+++ TASK INPUT

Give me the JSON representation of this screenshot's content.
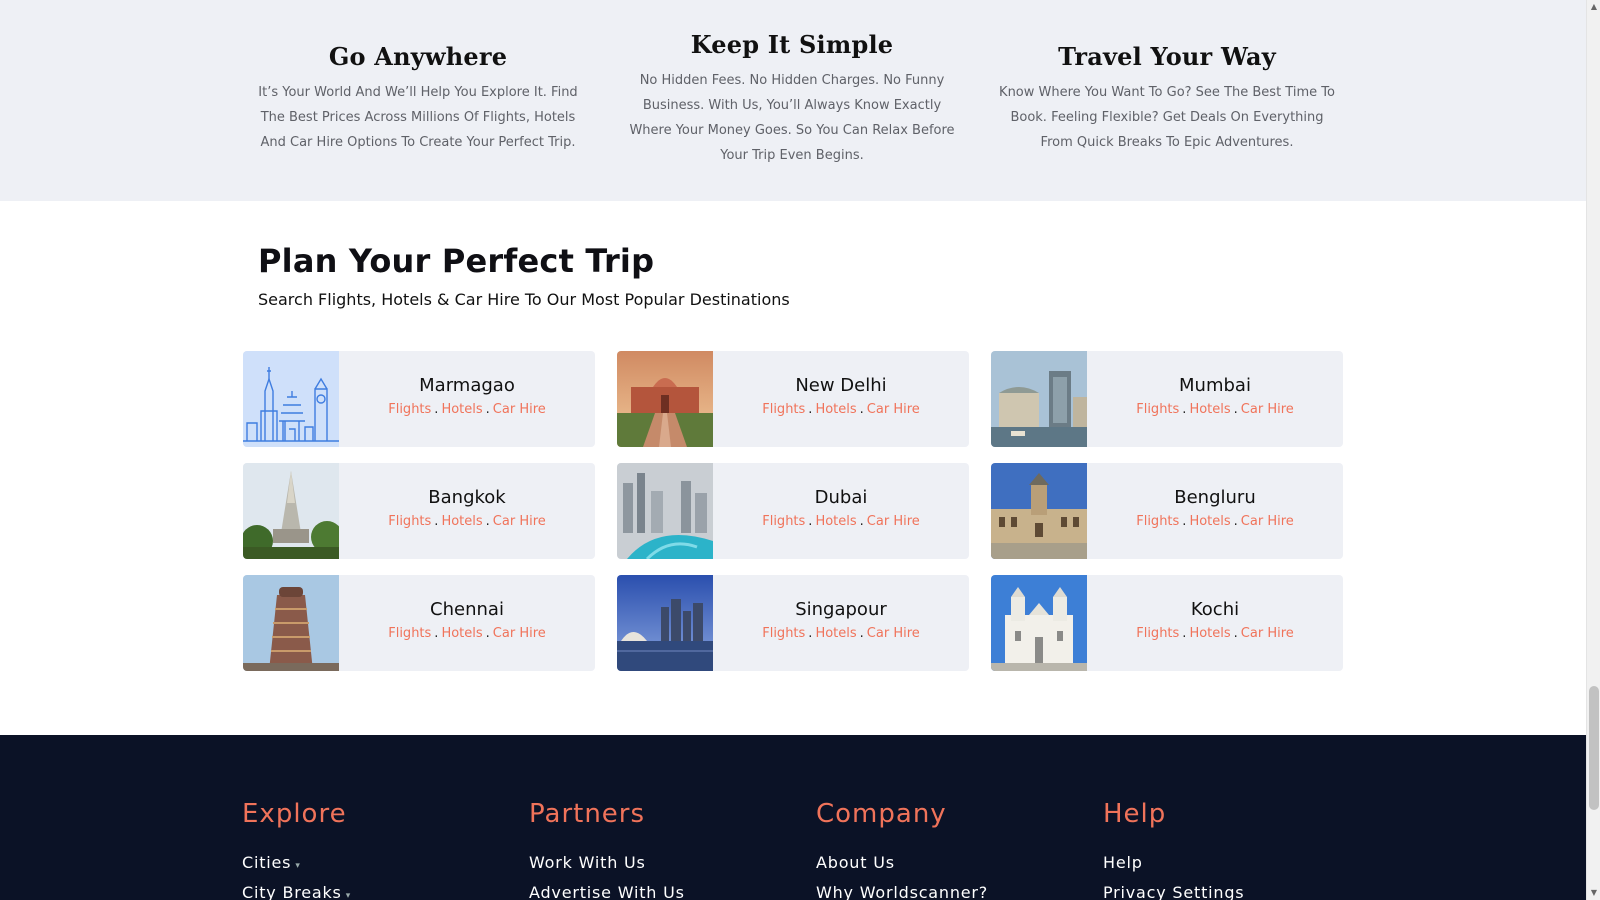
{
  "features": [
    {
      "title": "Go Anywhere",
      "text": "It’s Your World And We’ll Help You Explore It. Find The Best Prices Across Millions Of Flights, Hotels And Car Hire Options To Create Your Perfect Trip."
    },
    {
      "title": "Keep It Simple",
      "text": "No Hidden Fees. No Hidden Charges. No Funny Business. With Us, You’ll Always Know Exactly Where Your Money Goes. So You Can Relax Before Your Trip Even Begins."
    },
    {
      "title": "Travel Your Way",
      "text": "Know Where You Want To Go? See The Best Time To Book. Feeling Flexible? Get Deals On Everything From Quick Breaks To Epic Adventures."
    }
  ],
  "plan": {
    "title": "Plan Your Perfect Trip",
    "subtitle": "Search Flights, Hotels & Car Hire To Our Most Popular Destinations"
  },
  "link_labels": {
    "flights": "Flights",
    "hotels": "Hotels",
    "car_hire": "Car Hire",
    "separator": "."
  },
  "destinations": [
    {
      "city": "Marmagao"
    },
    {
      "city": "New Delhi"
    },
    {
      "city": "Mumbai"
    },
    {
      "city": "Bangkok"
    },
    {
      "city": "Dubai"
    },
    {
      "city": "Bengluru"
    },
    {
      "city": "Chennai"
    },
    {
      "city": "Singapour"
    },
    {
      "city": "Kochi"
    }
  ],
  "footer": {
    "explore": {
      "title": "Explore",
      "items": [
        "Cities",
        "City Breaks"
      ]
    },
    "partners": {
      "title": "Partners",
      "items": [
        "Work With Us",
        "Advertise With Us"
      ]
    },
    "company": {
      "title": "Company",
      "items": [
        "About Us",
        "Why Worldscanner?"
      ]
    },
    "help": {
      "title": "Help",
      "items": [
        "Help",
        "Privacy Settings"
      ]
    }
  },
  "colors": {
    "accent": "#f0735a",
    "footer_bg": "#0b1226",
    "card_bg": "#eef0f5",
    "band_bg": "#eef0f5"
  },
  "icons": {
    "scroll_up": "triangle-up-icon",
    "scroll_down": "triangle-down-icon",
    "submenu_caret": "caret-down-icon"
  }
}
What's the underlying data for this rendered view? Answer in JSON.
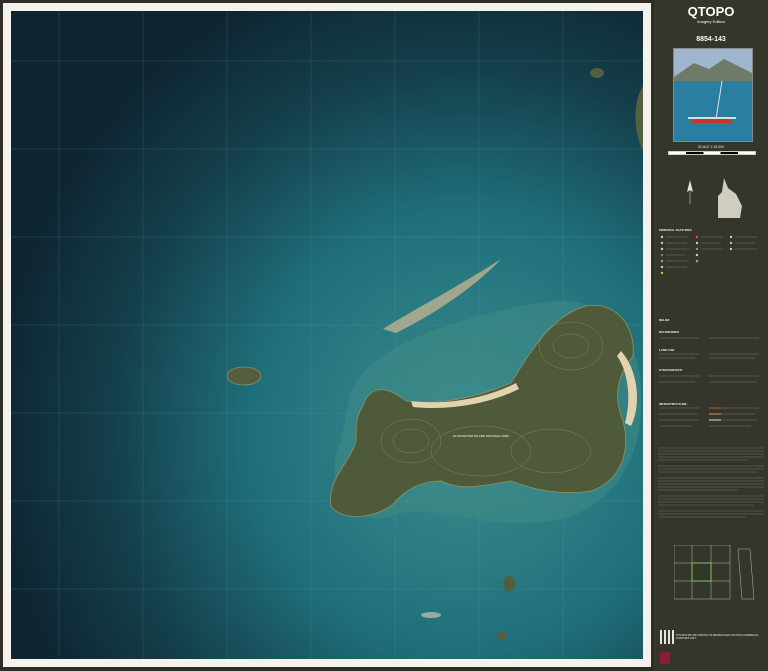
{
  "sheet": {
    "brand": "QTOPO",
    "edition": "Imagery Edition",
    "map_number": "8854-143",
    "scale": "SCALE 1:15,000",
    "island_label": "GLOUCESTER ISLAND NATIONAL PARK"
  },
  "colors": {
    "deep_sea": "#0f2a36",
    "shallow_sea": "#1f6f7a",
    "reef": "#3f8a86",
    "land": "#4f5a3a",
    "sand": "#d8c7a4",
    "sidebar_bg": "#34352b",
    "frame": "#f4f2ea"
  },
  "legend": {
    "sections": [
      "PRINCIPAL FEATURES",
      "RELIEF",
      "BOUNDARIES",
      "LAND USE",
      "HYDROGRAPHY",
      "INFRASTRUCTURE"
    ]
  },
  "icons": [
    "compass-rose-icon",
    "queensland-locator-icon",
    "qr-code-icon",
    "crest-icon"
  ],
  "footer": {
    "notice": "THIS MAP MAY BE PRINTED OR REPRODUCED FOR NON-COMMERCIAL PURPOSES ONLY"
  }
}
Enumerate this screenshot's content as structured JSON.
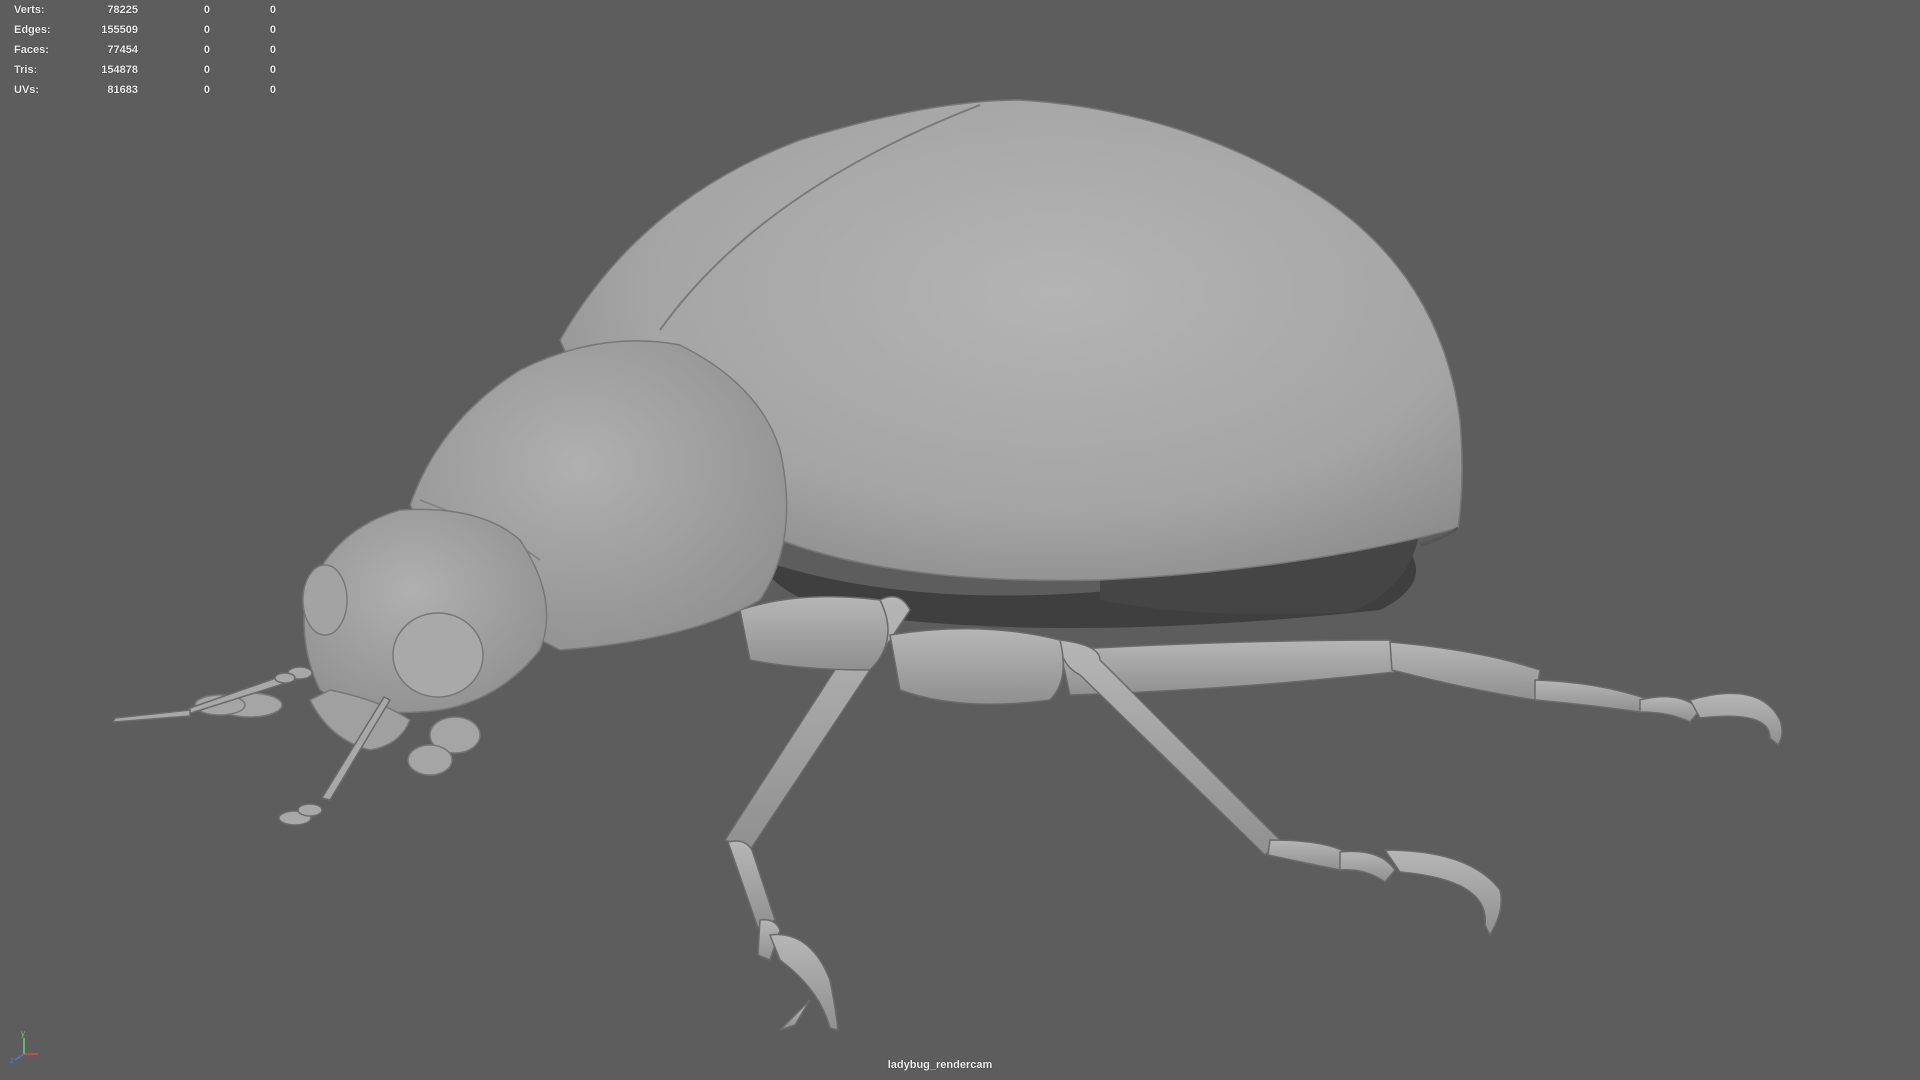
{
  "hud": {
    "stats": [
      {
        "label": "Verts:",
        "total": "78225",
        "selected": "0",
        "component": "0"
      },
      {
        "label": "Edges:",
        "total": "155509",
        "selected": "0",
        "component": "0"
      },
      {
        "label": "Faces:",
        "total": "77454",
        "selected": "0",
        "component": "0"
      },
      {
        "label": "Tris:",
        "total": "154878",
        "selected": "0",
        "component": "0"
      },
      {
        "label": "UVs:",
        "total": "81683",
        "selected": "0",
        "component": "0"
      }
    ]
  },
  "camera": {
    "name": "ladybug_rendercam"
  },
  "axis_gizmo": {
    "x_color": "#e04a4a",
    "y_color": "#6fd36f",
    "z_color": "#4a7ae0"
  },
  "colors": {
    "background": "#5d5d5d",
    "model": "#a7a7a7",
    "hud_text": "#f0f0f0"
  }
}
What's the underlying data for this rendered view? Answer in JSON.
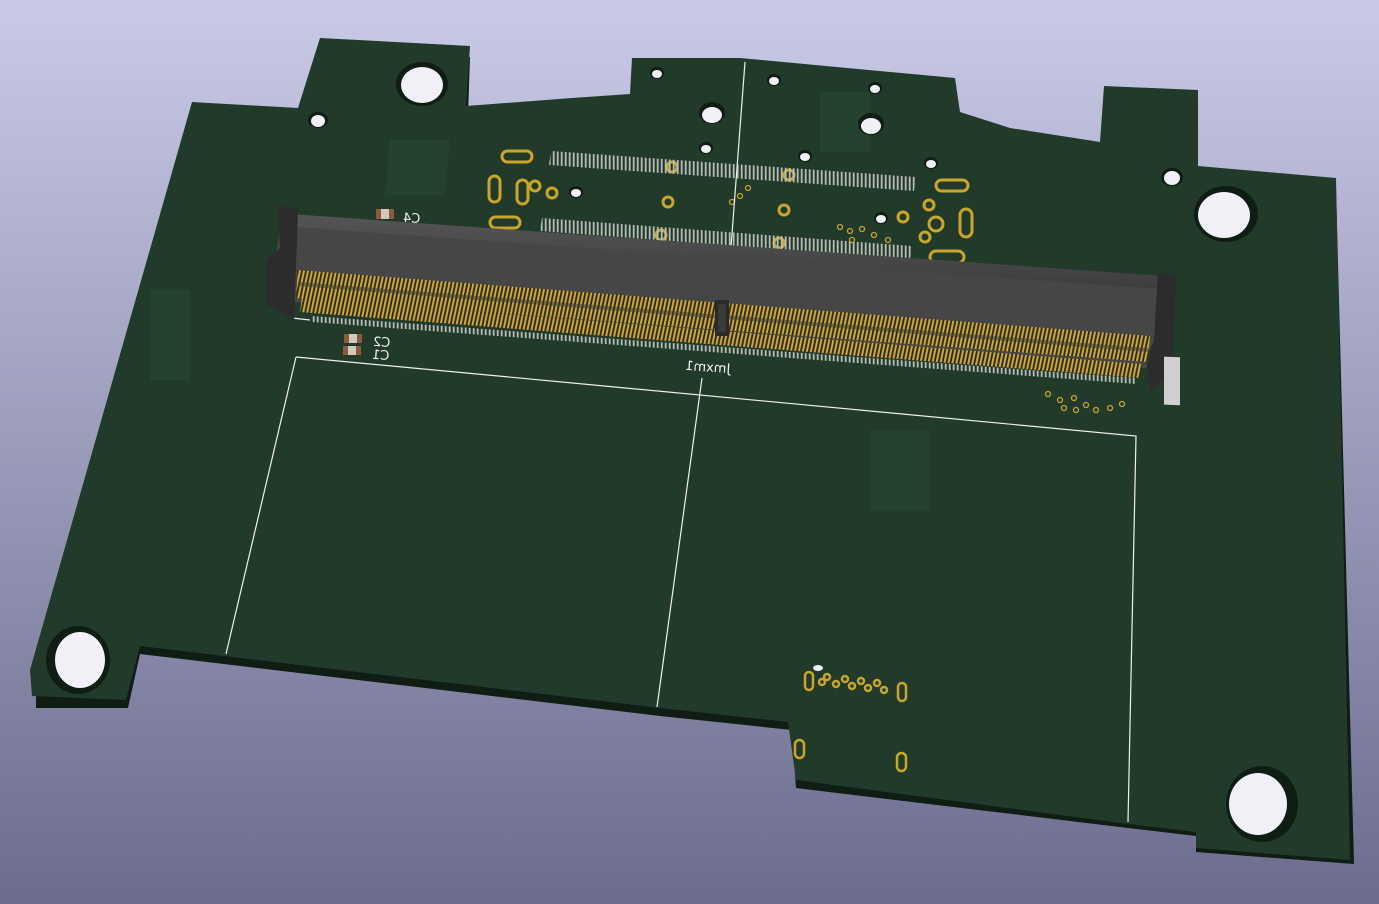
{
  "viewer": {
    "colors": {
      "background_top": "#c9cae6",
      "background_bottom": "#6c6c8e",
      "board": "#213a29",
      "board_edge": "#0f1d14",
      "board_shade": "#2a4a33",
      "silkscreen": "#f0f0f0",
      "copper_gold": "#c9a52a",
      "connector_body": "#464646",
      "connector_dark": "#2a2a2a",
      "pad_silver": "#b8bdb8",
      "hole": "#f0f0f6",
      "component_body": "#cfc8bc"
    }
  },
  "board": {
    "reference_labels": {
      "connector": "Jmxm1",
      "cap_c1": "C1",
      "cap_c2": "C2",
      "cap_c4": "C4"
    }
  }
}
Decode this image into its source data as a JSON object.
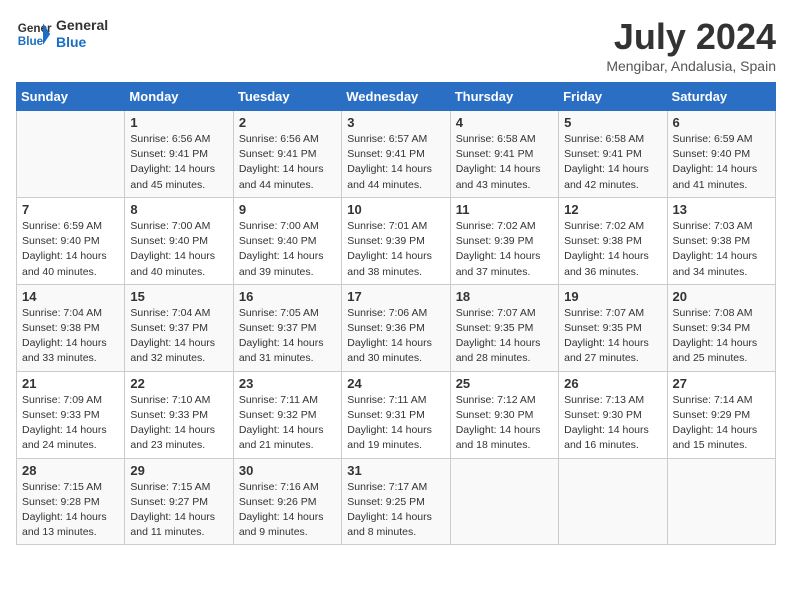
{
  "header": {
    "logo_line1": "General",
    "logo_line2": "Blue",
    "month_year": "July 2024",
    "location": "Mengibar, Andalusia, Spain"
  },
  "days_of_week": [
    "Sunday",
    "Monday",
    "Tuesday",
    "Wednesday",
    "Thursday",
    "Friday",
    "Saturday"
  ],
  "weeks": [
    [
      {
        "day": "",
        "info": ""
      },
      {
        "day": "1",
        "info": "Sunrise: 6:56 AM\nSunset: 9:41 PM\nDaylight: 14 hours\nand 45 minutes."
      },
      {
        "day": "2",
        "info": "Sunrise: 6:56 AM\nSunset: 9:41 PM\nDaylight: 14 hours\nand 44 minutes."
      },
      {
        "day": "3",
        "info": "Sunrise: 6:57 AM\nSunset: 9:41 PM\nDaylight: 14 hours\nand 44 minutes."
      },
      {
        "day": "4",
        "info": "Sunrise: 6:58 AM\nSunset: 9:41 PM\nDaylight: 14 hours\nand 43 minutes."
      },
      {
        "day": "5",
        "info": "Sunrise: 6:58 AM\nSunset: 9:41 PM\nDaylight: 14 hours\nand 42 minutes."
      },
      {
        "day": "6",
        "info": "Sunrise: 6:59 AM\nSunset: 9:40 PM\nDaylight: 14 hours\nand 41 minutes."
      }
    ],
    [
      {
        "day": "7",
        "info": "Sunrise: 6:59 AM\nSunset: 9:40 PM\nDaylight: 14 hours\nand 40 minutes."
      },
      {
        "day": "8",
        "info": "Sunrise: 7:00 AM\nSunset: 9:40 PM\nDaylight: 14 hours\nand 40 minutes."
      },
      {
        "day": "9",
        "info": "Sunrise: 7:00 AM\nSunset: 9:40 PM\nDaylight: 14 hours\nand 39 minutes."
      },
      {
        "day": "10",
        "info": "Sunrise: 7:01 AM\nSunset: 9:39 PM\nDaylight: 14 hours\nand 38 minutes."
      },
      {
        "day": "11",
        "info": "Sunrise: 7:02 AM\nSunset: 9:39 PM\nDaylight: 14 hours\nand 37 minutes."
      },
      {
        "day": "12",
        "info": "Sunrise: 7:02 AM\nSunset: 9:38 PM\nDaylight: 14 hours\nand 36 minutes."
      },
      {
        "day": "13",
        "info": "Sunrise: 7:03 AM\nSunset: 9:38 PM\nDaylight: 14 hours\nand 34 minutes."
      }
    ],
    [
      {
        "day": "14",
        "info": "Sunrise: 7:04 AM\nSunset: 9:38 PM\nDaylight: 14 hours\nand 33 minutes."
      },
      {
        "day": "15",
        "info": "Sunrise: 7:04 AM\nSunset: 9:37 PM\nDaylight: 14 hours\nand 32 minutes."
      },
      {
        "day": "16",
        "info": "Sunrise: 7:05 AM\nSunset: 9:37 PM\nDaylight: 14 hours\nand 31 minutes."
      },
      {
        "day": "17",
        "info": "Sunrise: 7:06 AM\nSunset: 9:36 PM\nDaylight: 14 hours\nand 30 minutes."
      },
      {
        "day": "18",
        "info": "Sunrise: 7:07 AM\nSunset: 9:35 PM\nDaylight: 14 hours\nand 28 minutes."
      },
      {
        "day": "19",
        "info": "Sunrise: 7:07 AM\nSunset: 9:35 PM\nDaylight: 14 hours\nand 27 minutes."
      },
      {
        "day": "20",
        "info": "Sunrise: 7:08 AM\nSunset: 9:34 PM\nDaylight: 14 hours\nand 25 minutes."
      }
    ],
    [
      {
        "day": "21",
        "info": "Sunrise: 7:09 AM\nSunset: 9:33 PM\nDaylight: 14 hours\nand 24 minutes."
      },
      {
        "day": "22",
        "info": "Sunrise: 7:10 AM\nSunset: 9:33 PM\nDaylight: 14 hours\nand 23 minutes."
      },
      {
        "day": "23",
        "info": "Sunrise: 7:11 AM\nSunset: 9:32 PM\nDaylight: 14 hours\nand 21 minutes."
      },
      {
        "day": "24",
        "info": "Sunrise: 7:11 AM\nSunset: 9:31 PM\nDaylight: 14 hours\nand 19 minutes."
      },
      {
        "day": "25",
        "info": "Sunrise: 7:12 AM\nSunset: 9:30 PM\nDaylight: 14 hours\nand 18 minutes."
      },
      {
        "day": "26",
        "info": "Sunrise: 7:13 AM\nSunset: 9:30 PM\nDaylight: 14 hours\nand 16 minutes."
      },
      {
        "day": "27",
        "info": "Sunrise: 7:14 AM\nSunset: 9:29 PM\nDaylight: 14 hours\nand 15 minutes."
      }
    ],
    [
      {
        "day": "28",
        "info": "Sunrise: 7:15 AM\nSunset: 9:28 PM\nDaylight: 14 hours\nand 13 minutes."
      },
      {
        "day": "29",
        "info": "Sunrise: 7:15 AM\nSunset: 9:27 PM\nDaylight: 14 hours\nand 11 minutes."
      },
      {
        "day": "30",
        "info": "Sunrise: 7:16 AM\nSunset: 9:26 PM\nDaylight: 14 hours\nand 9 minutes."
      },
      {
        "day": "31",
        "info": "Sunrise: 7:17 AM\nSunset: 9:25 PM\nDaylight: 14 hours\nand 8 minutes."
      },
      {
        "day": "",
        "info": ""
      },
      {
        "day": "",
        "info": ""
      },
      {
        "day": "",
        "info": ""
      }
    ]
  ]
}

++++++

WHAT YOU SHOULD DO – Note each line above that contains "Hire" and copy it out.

THE COMPLETED TASK –
      "text": "It’s Your World And We’ll Help You Explore It. Find The Best Prices Across Millions Of Flights, Hotels And Car Hire Options To Create Your Perfect Trip."
    "subtitle": "Search Flights, Hotels & Car Hire To Our Most Popular Destinations"
    "car_hire": "Car Hire",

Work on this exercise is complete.